i walked through chinatown today,
lower lower chinatown,
across columbus park, and onward even further to seward park
i tried to contain my nostalgia as i stood behind the excited men watching and discussing heated games of chinese chess, thinking about the groaning afternoons that i spent in extracurricular chinese chess classes after obligatory chinese school. the chess games were set to a soundtrack of the straining, gasping lilt of the erhu filtered through shouts from the soccer fields.
in true Amelie fashion, I sank fingers into and through the bins of watermelon seeds, thinking of all the times we sat at the kitchen table cracking our molars on opening those seeds to get the tiny morsel of flesh inside.
i walked slowly through the bakeries, inspecting the sweet glutinous rice treats. i felt heartsick about the Mandarin language as i listened to toddlers point out in bird-like voices the “tu shu guan” (library) to their smiling and proud mothers. heartsick because our children may never experience as close of a link to their “heritage” and language as we did, as the sons and daughters of immigrants.
i thought about my grandmother’s wrinkled hands gripping my tiny ones too tight, but how i never dared to complain. all i could think about was the pain of the handhold as she sang me songs in Fukinese, songs that i never understood and don’t remember.
i thought about the value of the mangoes my mother cut up, how she saved all the fleshy parts for us. she only ever ate off of the peels, biting off what was left after she fed us. i felt immense gratitude flood across my heart, for the times i never saw the sacrifice that helped put the grapes and strawberries and Asian pears on the kitchen table. the water added lovingly to congee, to stretch the grains of rice just a little bit further. the pots of soup that were made from not just the chicken, but the bones themselves, to stretch it just a little bit further too.

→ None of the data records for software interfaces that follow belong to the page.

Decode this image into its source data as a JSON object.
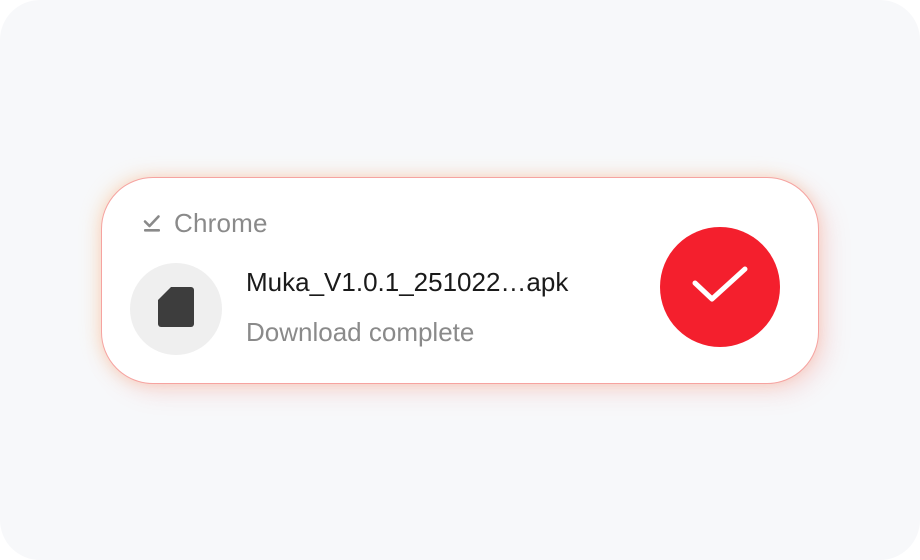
{
  "notification": {
    "app_name": "Chrome",
    "app_icon": "download-check-icon",
    "file_icon": "file-icon",
    "file_name": "Muka_V1.0.1_251022…apk",
    "status": "Download complete",
    "action_icon": "checkmark-icon"
  },
  "colors": {
    "background": "#f7f8fa",
    "card": "#ffffff",
    "card_border": "#f6a3a0",
    "accent": "#f41f2d",
    "secondary_text": "#8a8a8a",
    "primary_text": "#1a1a1a",
    "file_icon": "#3d3d3d",
    "file_icon_bg": "#efefef"
  }
}
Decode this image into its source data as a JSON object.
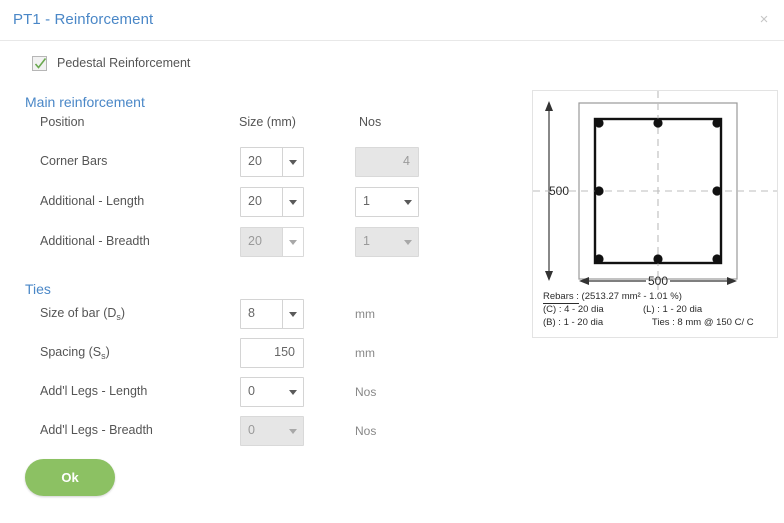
{
  "header": {
    "title": "PT1 - Reinforcement",
    "close_label": "×"
  },
  "pedestal": {
    "label": "Pedestal Reinforcement",
    "checked": true
  },
  "sections": {
    "main": {
      "heading": "Main reinforcement",
      "columns": {
        "position": "Position",
        "size": "Size (mm)",
        "nos": "Nos"
      },
      "rows": [
        {
          "label": "Corner Bars",
          "size_value": "20",
          "size_disabled": false,
          "nos_value": "4",
          "nos_type": "text",
          "nos_disabled": true
        },
        {
          "label": "Additional - Length",
          "size_value": "20",
          "size_disabled": false,
          "nos_value": "1",
          "nos_type": "select",
          "nos_disabled": false
        },
        {
          "label": "Additional - Breadth",
          "size_value": "20",
          "size_disabled": true,
          "nos_value": "1",
          "nos_type": "select",
          "nos_disabled": true
        }
      ]
    },
    "ties": {
      "heading": "Ties",
      "rows": [
        {
          "label_main": "Size of bar (D",
          "label_sub": "s",
          "label_tail": ")",
          "value": "8",
          "type": "select",
          "disabled": false,
          "unit": "mm"
        },
        {
          "label_main": "Spacing (S",
          "label_sub": "s",
          "label_tail": ")",
          "value": "150",
          "type": "text",
          "disabled": false,
          "unit": "mm"
        },
        {
          "label_main": "Add'l Legs - Length",
          "label_sub": "",
          "label_tail": "",
          "value": "0",
          "type": "select-inline",
          "disabled": false,
          "unit": "Nos"
        },
        {
          "label_main": "Add'l Legs - Breadth",
          "label_sub": "",
          "label_tail": "",
          "value": "0",
          "type": "select-inline",
          "disabled": true,
          "unit": "Nos"
        }
      ]
    }
  },
  "ok_button": {
    "label": "Ok"
  },
  "diagram": {
    "dim_vertical": "500",
    "dim_horizontal": "500",
    "annotation": {
      "rebars_word": "Rebars :",
      "rebars_summary": "(2513.27 mm² - 1.01 %)",
      "corner": "(C) : 4 - 20 dia",
      "length": "(L) : 1 - 20 dia",
      "breadth": "(B) : 1 - 20 dia",
      "ties": "Ties : 8 mm @ 150 C/ C"
    }
  },
  "colors": {
    "accent_blue": "#4a87c7",
    "ok_green": "#8cc163",
    "label_gray": "#555555",
    "border_gray": "#d4d4d4"
  }
}
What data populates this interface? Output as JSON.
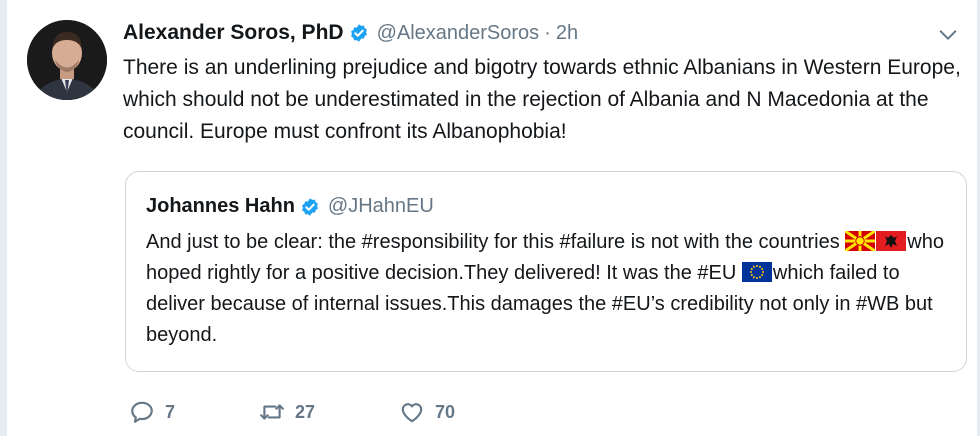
{
  "tweet": {
    "author_name": "Alexander Soros, PhD",
    "handle": "@AlexanderSoros",
    "separator": "·",
    "time": "2h",
    "text": "There is an underlining prejudice and bigotry towards ethnic Albanians in Western Europe, which should not be underestimated in the rejection of Albania and N Macedonia at the council. Europe must confront its Albanophobia!"
  },
  "quote": {
    "author_name": "Johannes Hahn",
    "handle": "@JHahnEU",
    "text_part1": "And just to be clear: the #responsibility for this #failure is not with the countries ",
    "text_part2": "who hoped rightly for a positive decision.They delivered! It was the #EU ",
    "text_part3": "which failed to deliver because of internal issues.This damages the #EU’s credibility not only in #WB but beyond.",
    "flags": [
      "north-macedonia-flag",
      "albania-flag",
      "eu-flag"
    ]
  },
  "actions": {
    "replies": "7",
    "retweets": "27",
    "likes": "70"
  },
  "icons": [
    "verified-badge-icon",
    "chevron-down-icon",
    "reply-icon",
    "retweet-icon",
    "like-icon"
  ],
  "colors": {
    "verified": "#1da1f2",
    "secondary_text": "#657786",
    "border": "#ccd6dd"
  }
}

this actually haunts me regularly these days, in the face of the seeming gluttony of our $12 salads (oh and add four dollars for chicken breast).
perhaps it’s all so pessimistic. perhaps i’m dancing the fool’s dance, thinking this way. i feel almost guilty, that it’s all too easy to walk down a few blocks with a few dollars in hand acquire the rare and coveted and scarce treats of my childhood.
i feel like if i put all the words i could craft together in a bucket, it would still be too shallow to show my family how i feel about this, to tell them that i understand now. it feels a little like walking backstage and seeing what really made the play come to life.
i stood quietly behind a fence, watching a lone man practice qi gong. i studied the sweeping and dancing of his feet, the discipline behind his movements, the serenity that sat in the stillness of his face.
i know i panic daily, everything is in a rush, has to be part of a plan. it ruins lives, all this planning. let me learn how to slow down.
how do you sink into the noise around you? how do you transcend it?